Become a Supporter 
 We Get Support From:
Become a Supporter 

Capitol Roundup: Lawmakers Pass $1B For State Buildings, Restart Gun Research


Budget To Include Funds For Repairs, Expansion Of State Buildings

California state office buildings will get $1.3 billion in upgrades as part of the state budget deal. 

The money will fund an expansion of the state Capitol annex, where lawmakers and the governor have offices, and to replace the vacant Food and Agriculture building and the decrepit Resources Building.

"One of the things that we haven’t done, and really over the last 40 or 50 years is really repair and maintain our crumbling infrastructure, and particularly the buildings where we house our state employees, where we ask people to go to work," says Assembly Budget Chair Phil Ting.

Another budget bill extends a fee on hospitals. In a rarity, it easily received the required two-thirds majority support. The hospitals themselves want the fee, because it brings in federal money.

The other bill that will require a two-thirds vote did not come up. That would fund bonds to build housing for the homeless. Democrats are still trying to drum up enough support from Assembly Republicans to pass it.

Budget Would Include Funds For Gun Violence Research

California could soon start research about the causes of gun violence, which has largely stopped at the federal level. The newly-passed state budget, which the governor says he’ll sign, includes money to create a center dedicated to the study of firearms violence.

California lawmakers want the UC Davis Medical School to pick up where the Centers for Disease Control and Prevention (CDC) left off two decades ago. That was after Congress slashed the funding the agency was using for research on gun violence. While it’s not technically banned, that CDC research has all but stopped.
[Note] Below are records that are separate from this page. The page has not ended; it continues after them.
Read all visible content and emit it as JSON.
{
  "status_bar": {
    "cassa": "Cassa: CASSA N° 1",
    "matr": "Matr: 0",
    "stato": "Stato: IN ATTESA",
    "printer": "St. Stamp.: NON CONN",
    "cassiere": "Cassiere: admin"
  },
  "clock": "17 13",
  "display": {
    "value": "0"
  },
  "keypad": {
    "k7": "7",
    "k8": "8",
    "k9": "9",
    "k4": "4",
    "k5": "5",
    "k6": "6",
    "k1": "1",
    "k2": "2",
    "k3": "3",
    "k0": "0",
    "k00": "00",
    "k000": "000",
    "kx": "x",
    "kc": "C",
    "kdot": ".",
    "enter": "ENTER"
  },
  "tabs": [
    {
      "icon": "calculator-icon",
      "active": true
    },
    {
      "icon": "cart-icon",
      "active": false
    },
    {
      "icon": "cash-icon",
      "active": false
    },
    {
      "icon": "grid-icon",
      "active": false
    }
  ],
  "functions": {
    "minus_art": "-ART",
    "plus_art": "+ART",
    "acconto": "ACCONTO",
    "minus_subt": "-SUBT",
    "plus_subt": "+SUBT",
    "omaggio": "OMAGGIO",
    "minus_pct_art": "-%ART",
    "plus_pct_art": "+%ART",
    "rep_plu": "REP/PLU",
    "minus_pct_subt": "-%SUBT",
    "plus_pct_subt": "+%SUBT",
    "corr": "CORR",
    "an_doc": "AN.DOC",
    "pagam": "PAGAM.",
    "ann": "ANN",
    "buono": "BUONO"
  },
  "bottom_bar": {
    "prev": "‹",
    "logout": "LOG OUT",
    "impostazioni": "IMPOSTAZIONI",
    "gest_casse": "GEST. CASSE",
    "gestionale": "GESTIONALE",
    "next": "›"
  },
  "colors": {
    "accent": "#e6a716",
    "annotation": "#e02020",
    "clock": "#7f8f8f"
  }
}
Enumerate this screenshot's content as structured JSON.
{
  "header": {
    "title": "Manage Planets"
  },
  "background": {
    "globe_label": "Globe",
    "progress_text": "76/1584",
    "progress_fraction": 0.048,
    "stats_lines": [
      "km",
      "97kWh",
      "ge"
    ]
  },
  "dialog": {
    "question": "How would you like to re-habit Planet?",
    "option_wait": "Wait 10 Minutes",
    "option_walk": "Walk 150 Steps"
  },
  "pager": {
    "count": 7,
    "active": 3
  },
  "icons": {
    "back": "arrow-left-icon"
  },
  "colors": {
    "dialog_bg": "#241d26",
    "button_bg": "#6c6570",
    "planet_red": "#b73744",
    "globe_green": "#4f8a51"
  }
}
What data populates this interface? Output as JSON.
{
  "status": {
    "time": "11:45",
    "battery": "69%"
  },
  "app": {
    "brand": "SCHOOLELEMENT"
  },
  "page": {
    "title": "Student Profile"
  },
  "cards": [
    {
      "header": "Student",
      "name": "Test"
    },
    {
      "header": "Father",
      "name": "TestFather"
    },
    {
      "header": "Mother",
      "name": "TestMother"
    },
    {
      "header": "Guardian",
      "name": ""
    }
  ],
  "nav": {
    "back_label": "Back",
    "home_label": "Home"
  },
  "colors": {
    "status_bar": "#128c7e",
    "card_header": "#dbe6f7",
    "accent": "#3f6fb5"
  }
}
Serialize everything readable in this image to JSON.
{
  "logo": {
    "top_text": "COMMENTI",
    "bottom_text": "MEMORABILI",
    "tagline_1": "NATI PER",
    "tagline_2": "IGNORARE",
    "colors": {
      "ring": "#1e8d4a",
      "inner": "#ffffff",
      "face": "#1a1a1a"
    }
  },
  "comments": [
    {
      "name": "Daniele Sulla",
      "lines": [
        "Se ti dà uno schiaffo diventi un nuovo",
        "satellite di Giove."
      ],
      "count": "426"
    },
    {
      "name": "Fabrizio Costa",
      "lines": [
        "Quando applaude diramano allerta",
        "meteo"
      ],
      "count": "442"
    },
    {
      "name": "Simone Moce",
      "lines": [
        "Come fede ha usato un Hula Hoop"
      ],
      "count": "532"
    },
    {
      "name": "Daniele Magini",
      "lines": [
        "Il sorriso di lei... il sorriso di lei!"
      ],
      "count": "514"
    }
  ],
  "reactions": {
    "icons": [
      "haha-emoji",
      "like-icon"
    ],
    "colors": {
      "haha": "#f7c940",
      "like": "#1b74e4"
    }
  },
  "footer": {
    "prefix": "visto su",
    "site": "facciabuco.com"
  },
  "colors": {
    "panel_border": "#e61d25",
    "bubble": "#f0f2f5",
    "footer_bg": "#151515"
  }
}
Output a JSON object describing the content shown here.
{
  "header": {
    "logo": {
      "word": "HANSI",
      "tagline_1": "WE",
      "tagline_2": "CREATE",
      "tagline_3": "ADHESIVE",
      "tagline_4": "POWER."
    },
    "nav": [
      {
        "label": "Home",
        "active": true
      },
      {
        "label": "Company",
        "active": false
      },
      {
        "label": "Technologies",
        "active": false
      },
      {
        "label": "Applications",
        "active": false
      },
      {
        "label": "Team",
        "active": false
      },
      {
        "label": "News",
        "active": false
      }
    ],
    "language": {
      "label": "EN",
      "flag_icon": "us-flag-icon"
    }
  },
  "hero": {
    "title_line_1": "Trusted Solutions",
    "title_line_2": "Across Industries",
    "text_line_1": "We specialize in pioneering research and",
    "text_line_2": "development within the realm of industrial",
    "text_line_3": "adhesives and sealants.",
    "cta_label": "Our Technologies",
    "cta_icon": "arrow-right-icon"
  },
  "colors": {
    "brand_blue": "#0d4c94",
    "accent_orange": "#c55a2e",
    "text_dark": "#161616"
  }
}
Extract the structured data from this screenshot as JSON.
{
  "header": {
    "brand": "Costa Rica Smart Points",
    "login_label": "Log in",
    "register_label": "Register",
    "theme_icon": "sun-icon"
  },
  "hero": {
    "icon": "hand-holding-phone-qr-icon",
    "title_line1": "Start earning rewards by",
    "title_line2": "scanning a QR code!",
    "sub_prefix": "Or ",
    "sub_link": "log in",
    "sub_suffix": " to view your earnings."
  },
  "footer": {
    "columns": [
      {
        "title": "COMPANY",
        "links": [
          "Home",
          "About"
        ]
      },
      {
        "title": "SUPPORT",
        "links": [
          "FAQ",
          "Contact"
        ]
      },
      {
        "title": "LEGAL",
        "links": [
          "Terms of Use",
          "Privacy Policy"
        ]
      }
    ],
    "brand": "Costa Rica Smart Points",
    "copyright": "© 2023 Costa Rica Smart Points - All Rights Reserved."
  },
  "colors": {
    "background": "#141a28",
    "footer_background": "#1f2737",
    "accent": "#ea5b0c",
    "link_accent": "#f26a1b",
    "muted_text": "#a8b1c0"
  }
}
The state budget allocates $5 million over five years for a Firearm Violence Research Center to study causes and ways to prevent gun violence. The National Rifle Association opposes the center, saying that research could be biased.